U.S. Capitol Visitor Center – Room HVC 201
Recent events in Egypt, Syria, Benghazi, Mali, and Nigeria demonstrated that U.S. policy in the Middle East and Africa was failing—neither was it making Americans safer nor was it helping to bring about regional peace and democracy. The U.S. government built its strategy on the belief that supporting “non-violent” Islamists, notably the Muslim Brotherhood, would weaken the violent Islamists—Al Qaeda and all affiliated movements. With the violence throughout the region signaling a clear failure of this strategy, the United States must radically reassess its strategic approach. This conference brought together leading experts on Islamist ideology, terrorism, and the Middle East, to lay out a new U.S. strategy which will increase domestic security at home, undermine al Qaeda, and stabilize the region.
Dr. Patrick Sookhdeo, The Role of Religion in the Battle Space since 9/11
Tawfik Hamid, Psychology and Ideology of Islamist Extremism
Dr. J. Michael Waller, The Muslim Brotherhood and the Mobilizational Power of Ideology
Stephen Ulph, The Importance of Muslim Reformers
Robert R. Reilly, Information Operations: Successes and Failures
Walid Phares, A New U.S. Response to Upheaval in the Middle East
Diana West, Countering Subversion: Lessons from History

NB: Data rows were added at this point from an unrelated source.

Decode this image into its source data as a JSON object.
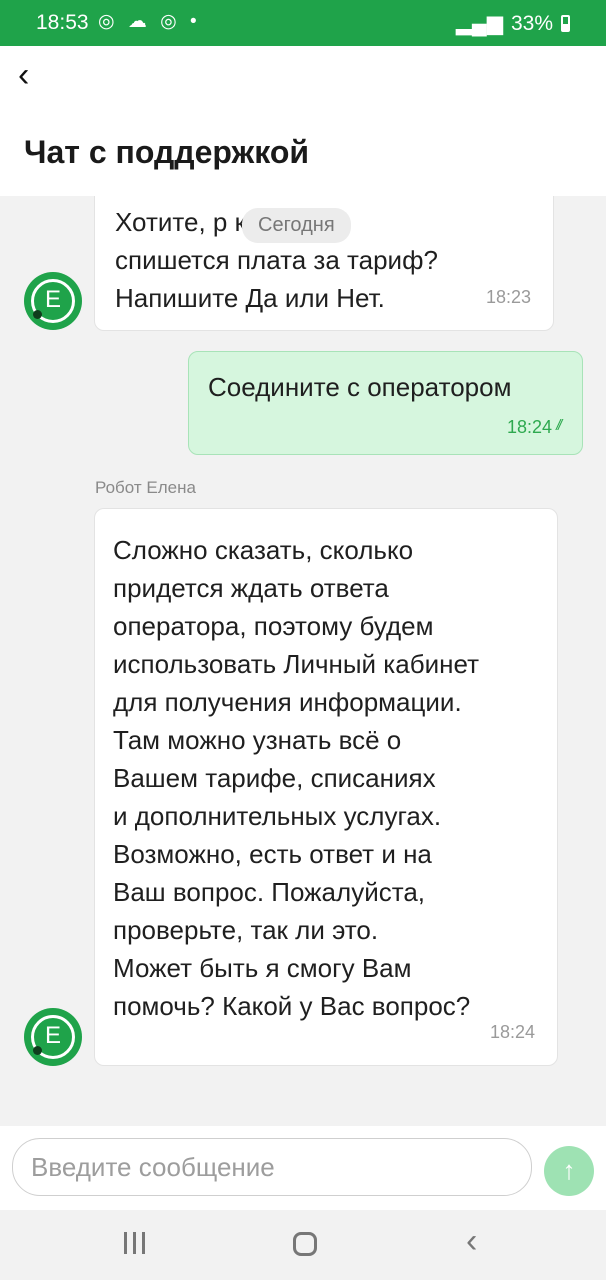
{
  "status_bar": {
    "time": "18:53",
    "left_icons": "◎ ☁ ◎ •",
    "right_text": "33%"
  },
  "header": {
    "title": "Чат с поддержкой"
  },
  "chat": {
    "date_chip": "Сегодня",
    "messages": [
      {
        "direction": "in",
        "text": "Хотите, р          когда\nспишется плата за тариф?\nНапишите Да или Нет.",
        "time": "18:23"
      },
      {
        "direction": "out",
        "text": "Соедините с оператором",
        "time": "18:24"
      },
      {
        "direction": "in",
        "sender": "Робот Елена",
        "text": "Сложно сказать, сколько\nпридется ждать ответа\nоператора, поэтому будем\nиспользовать Личный кабинет\nдля получения информации.\nТам можно узнать всё о\nВашем тарифе, списаниях\nи дополнительных услугах.\nВозможно, есть ответ и на\nВаш вопрос. Пожалуйста,\nпроверьте, так ли это.\nМожет быть я смогу Вам\nпомочь? Какой у Вас вопрос?",
        "time": "18:24"
      }
    ],
    "avatar_letter": "E"
  },
  "input": {
    "placeholder": "Введите сообщение",
    "value": ""
  },
  "colors": {
    "brand": "#1fa34a",
    "outgoing_bubble": "#d6f6de",
    "send_button": "#9ee2b3"
  }
}
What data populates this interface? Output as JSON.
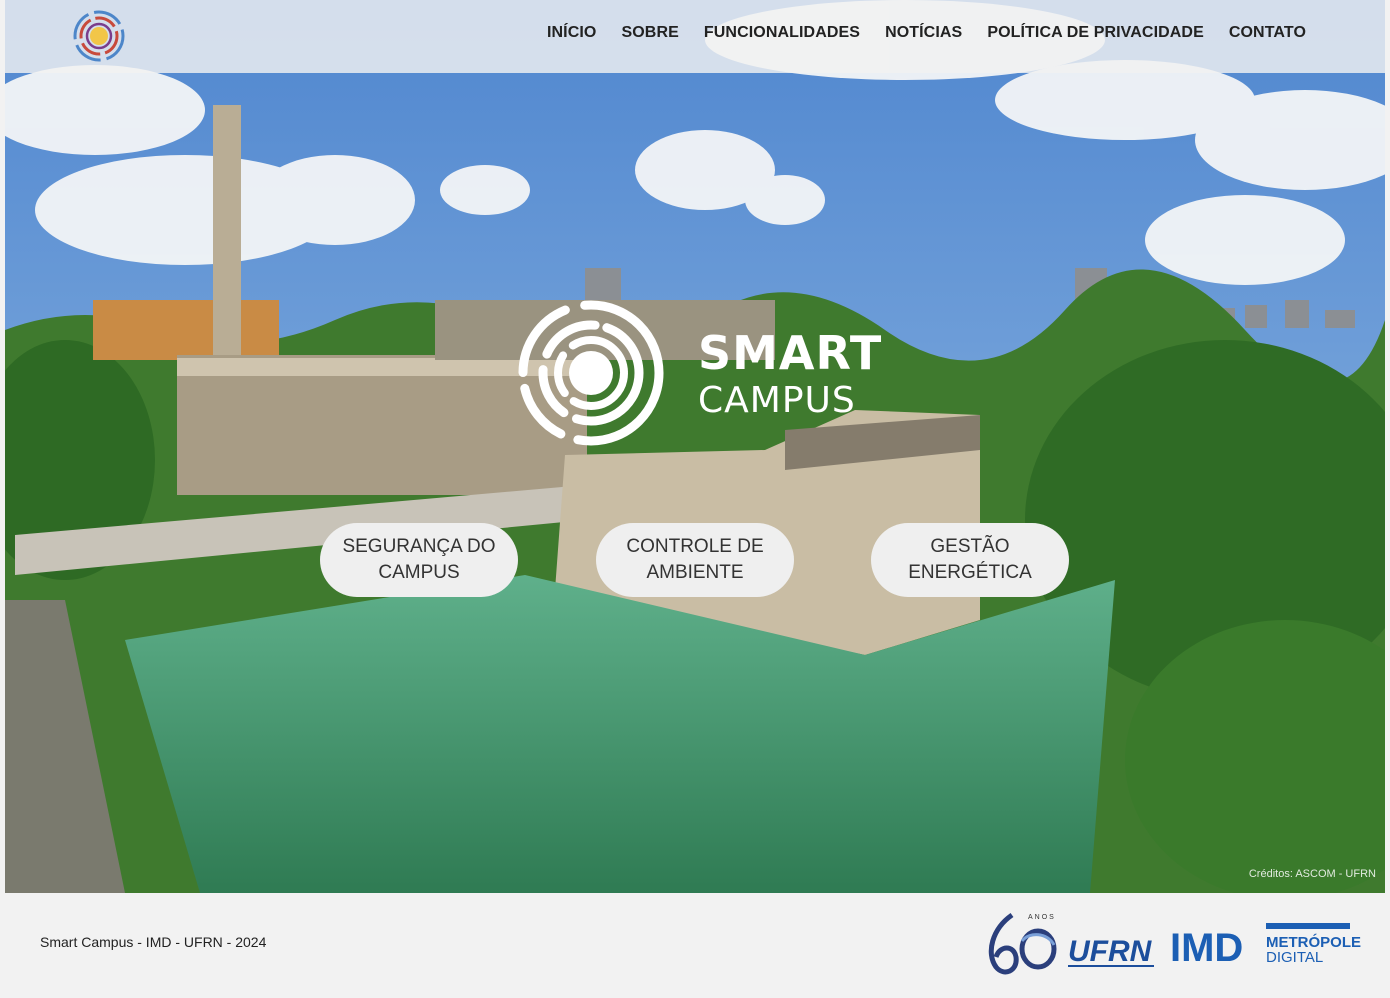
{
  "nav": {
    "items": [
      "INÍCIO",
      "SOBRE",
      "FUNCIONALIDADES",
      "NOTÍCIAS",
      "POLÍTICA DE PRIVACIDADE",
      "CONTATO"
    ]
  },
  "hero": {
    "title_line1": "SMART",
    "title_line2": "CAMPUS",
    "features": [
      "SEGURANÇA DO CAMPUS",
      "CONTROLE DE AMBIENTE",
      "GESTÃO ENERGÉTICA"
    ],
    "credits": "Créditos: ASCOM - UFRN"
  },
  "footer": {
    "text": "Smart Campus - IMD - UFRN - 2024",
    "logo_60_label": "ANOS",
    "logo_ufrn": "UFRN",
    "logo_imd": "IMD",
    "logo_metropole_line1": "METRÓPOLE",
    "logo_metropole_line2": "DIGITAL"
  },
  "colors": {
    "sky": "#5b8fd4",
    "water": "#3f8f6a",
    "foliage": "#3e7b2e",
    "concrete": "#b9ad95",
    "ufrn_blue": "#1c4e9c"
  }
}
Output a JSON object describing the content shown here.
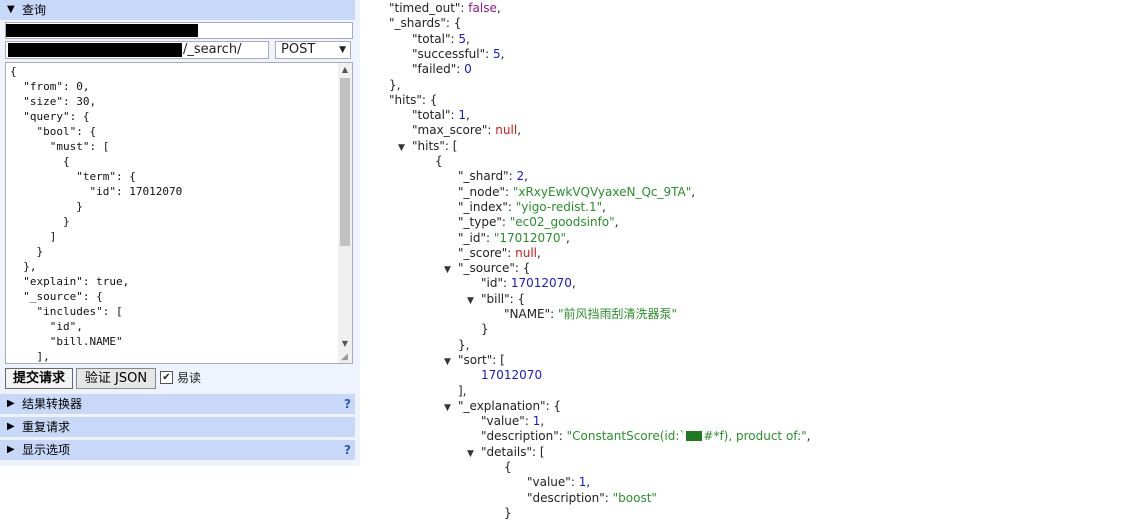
{
  "left": {
    "query_section": {
      "toggle": "▼",
      "title": "查询"
    },
    "path_suffix": "/_search/",
    "method": {
      "value": "POST",
      "arrow": "▼"
    },
    "editor_text": "{\n  \"from\": 0,\n  \"size\": 30,\n  \"query\": {\n    \"bool\": {\n      \"must\": [\n        {\n          \"term\": {\n            \"id\": 17012070\n          }\n        }\n      ]\n    }\n  },\n  \"explain\": true,\n  \"_source\": {\n    \"includes\": [\n      \"id\",\n      \"bill.NAME\"\n    ],",
    "buttons": {
      "submit": "提交请求",
      "validate": "验证 JSON"
    },
    "easy_read": {
      "label": "易读",
      "checked": true
    },
    "sections": [
      {
        "toggle": "▶",
        "title": "结果转换器",
        "help": "?"
      },
      {
        "toggle": "▶",
        "title": "重复请求",
        "help": ""
      },
      {
        "toggle": "▶",
        "title": "显示选项",
        "help": "?"
      }
    ]
  },
  "viewer": {
    "lines": [
      {
        "indent": 0,
        "tog": "",
        "key": "timed_out",
        "val": "false",
        "vt": "b",
        "tail": ","
      },
      {
        "indent": 0,
        "tog": "▼",
        "key": "_shards",
        "val": "",
        "vt": "",
        "tail": "{"
      },
      {
        "indent": 1,
        "tog": "",
        "key": "total",
        "val": "5",
        "vt": "n",
        "tail": ","
      },
      {
        "indent": 1,
        "tog": "",
        "key": "successful",
        "val": "5",
        "vt": "n",
        "tail": ","
      },
      {
        "indent": 1,
        "tog": "",
        "key": "failed",
        "val": "0",
        "vt": "n",
        "tail": ""
      },
      {
        "indent": 0,
        "tog": "",
        "key": "",
        "val": "",
        "vt": "",
        "tail": "},"
      },
      {
        "indent": 0,
        "tog": "▼",
        "key": "hits",
        "val": "",
        "vt": "",
        "tail": "{"
      },
      {
        "indent": 1,
        "tog": "",
        "key": "total",
        "val": "1",
        "vt": "n",
        "tail": ","
      },
      {
        "indent": 1,
        "tog": "",
        "key": "max_score",
        "val": "null",
        "vt": "nl",
        "tail": ","
      },
      {
        "indent": 1,
        "tog": "▼",
        "key": "hits",
        "val": "",
        "vt": "",
        "tail": "["
      },
      {
        "indent": 2,
        "tog": "",
        "key": "",
        "val": "",
        "vt": "",
        "tail": "{"
      },
      {
        "indent": 3,
        "tog": "",
        "key": "_shard",
        "val": "2",
        "vt": "n",
        "tail": ","
      },
      {
        "indent": 3,
        "tog": "",
        "key": "_node",
        "val": "\"xRxyEwkVQVyaxeN_Qc_9TA\"",
        "vt": "s",
        "tail": ","
      },
      {
        "indent": 3,
        "tog": "",
        "key": "_index",
        "val": "\"yigo-redist.1\"",
        "vt": "s",
        "tail": ","
      },
      {
        "indent": 3,
        "tog": "",
        "key": "_type",
        "val": "\"ec02_goodsinfo\"",
        "vt": "s",
        "tail": ","
      },
      {
        "indent": 3,
        "tog": "",
        "key": "_id",
        "val": "\"17012070\"",
        "vt": "s",
        "tail": ","
      },
      {
        "indent": 3,
        "tog": "",
        "key": "_score",
        "val": "null",
        "vt": "nl",
        "tail": ","
      },
      {
        "indent": 3,
        "tog": "▼",
        "key": "_source",
        "val": "",
        "vt": "",
        "tail": "{"
      },
      {
        "indent": 4,
        "tog": "",
        "key": "id",
        "val": "17012070",
        "vt": "n",
        "tail": ","
      },
      {
        "indent": 4,
        "tog": "▼",
        "key": "bill",
        "val": "",
        "vt": "",
        "tail": "{"
      },
      {
        "indent": 5,
        "tog": "",
        "key": "NAME",
        "val": "\"前风挡雨刮清洗器泵\"",
        "vt": "s",
        "tail": ""
      },
      {
        "indent": 4,
        "tog": "",
        "key": "",
        "val": "",
        "vt": "",
        "tail": "}"
      },
      {
        "indent": 3,
        "tog": "",
        "key": "",
        "val": "",
        "vt": "",
        "tail": "},"
      },
      {
        "indent": 3,
        "tog": "▼",
        "key": "sort",
        "val": "",
        "vt": "",
        "tail": "["
      },
      {
        "indent": 4,
        "tog": "",
        "key": "",
        "val": "17012070",
        "vt": "n",
        "tail": ""
      },
      {
        "indent": 3,
        "tog": "",
        "key": "",
        "val": "",
        "vt": "",
        "tail": "],"
      },
      {
        "indent": 3,
        "tog": "▼",
        "key": "_explanation",
        "val": "",
        "vt": "",
        "tail": "{"
      },
      {
        "indent": 4,
        "tog": "",
        "key": "value",
        "val": "1",
        "vt": "n",
        "tail": ","
      },
      {
        "indent": 4,
        "tog": "",
        "key": "description",
        "val": "\"ConstantScore(id:`",
        "vt": "s",
        "tail": ",",
        "glyph": true,
        "val2": "#*f), product of:\""
      },
      {
        "indent": 4,
        "tog": "▼",
        "key": "details",
        "val": "",
        "vt": "",
        "tail": "["
      },
      {
        "indent": 5,
        "tog": "",
        "key": "",
        "val": "",
        "vt": "",
        "tail": "{"
      },
      {
        "indent": 6,
        "tog": "",
        "key": "value",
        "val": "1",
        "vt": "n",
        "tail": ","
      },
      {
        "indent": 6,
        "tog": "",
        "key": "description",
        "val": "\"boost\"",
        "vt": "s",
        "tail": ""
      },
      {
        "indent": 5,
        "tog": "",
        "key": "",
        "val": "",
        "vt": "",
        "tail": "}"
      }
    ]
  }
}
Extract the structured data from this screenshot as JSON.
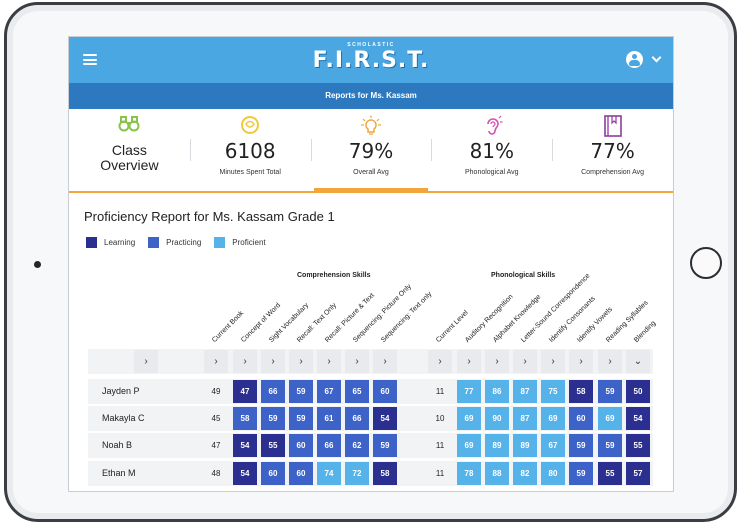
{
  "app": {
    "logo_small": "SCHOLASTIC",
    "logo_big": "F.I.R.S.T.",
    "subtitle": "Reports for Ms. Kassam"
  },
  "colors": {
    "header": "#4aa7e2",
    "subheader": "#2d79bf",
    "accent": "#f0a63a",
    "learning": "#2b2f8f",
    "practicing": "#3d63c9",
    "proficient": "#56b3ea"
  },
  "stats": {
    "class_overview_line1": "Class",
    "class_overview_line2": "Overview",
    "minutes_value": "6108",
    "minutes_label": "Minutes Spent Total",
    "overall_value": "79%",
    "overall_label": "Overall Avg",
    "phonological_value": "81%",
    "phonological_label": "Phonological Avg",
    "comprehension_value": "77%",
    "comprehension_label": "Comprehension Avg"
  },
  "report": {
    "title": "Proficiency Report for Ms. Kassam Grade 1",
    "legend": [
      "Learning",
      "Practicing",
      "Proficient"
    ],
    "comprehension_group": "Comprehension Skills",
    "phonological_group": "Phonological Skills",
    "comprehension_columns": [
      "Current Book",
      "Concept of Word",
      "Sight Vocabulary",
      "Recall: Text Only",
      "Recall: Picture & Text",
      "Sequencing: Picture Only",
      "Sequencing: Text only"
    ],
    "phonological_columns": [
      "Current Level",
      "Auditory Recognition",
      "Alphabet Knowledge",
      "Letter-Sound Correspondence",
      "Identify Consonants",
      "Identify Vowels",
      "Reading Syllables",
      "Blending"
    ],
    "header_glyph": "›",
    "last_header_glyph": "⌄",
    "students": [
      {
        "name": "Jayden P",
        "book": "49",
        "comp": [
          [
            "47",
            "L"
          ],
          [
            "66",
            "P"
          ],
          [
            "59",
            "P"
          ],
          [
            "67",
            "P"
          ],
          [
            "65",
            "P"
          ],
          [
            "60",
            "P"
          ]
        ],
        "level": "11",
        "phon": [
          [
            "77",
            "F"
          ],
          [
            "86",
            "F"
          ],
          [
            "87",
            "F"
          ],
          [
            "75",
            "F"
          ],
          [
            "58",
            "L"
          ],
          [
            "59",
            "P"
          ],
          [
            "50",
            "L"
          ]
        ]
      },
      {
        "name": "Makayla C",
        "book": "45",
        "comp": [
          [
            "58",
            "P"
          ],
          [
            "59",
            "P"
          ],
          [
            "59",
            "P"
          ],
          [
            "61",
            "P"
          ],
          [
            "66",
            "P"
          ],
          [
            "54",
            "L"
          ]
        ],
        "level": "10",
        "phon": [
          [
            "69",
            "F"
          ],
          [
            "90",
            "F"
          ],
          [
            "87",
            "F"
          ],
          [
            "69",
            "F"
          ],
          [
            "60",
            "P"
          ],
          [
            "69",
            "F"
          ],
          [
            "54",
            "L"
          ]
        ]
      },
      {
        "name": "Noah B",
        "book": "47",
        "comp": [
          [
            "54",
            "L"
          ],
          [
            "55",
            "L"
          ],
          [
            "60",
            "P"
          ],
          [
            "66",
            "P"
          ],
          [
            "62",
            "P"
          ],
          [
            "59",
            "P"
          ]
        ],
        "level": "11",
        "phon": [
          [
            "69",
            "F"
          ],
          [
            "89",
            "F"
          ],
          [
            "89",
            "F"
          ],
          [
            "67",
            "F"
          ],
          [
            "59",
            "P"
          ],
          [
            "59",
            "P"
          ],
          [
            "55",
            "L"
          ]
        ]
      },
      {
        "name": "Ethan M",
        "book": "48",
        "comp": [
          [
            "54",
            "L"
          ],
          [
            "60",
            "P"
          ],
          [
            "60",
            "P"
          ],
          [
            "74",
            "F"
          ],
          [
            "72",
            "F"
          ],
          [
            "58",
            "L"
          ]
        ],
        "level": "11",
        "phon": [
          [
            "78",
            "F"
          ],
          [
            "88",
            "F"
          ],
          [
            "82",
            "F"
          ],
          [
            "80",
            "F"
          ],
          [
            "59",
            "P"
          ],
          [
            "55",
            "L"
          ],
          [
            "57",
            "L"
          ]
        ]
      }
    ]
  }
}
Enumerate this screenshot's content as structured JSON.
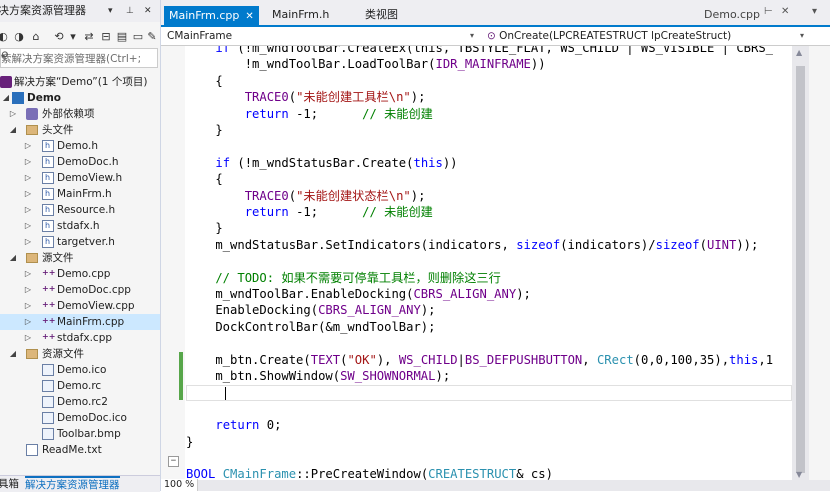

Katharine C. Gorka, The OIC’s Political Warfare
Dr. Sebastian Gorka, A New American Strategy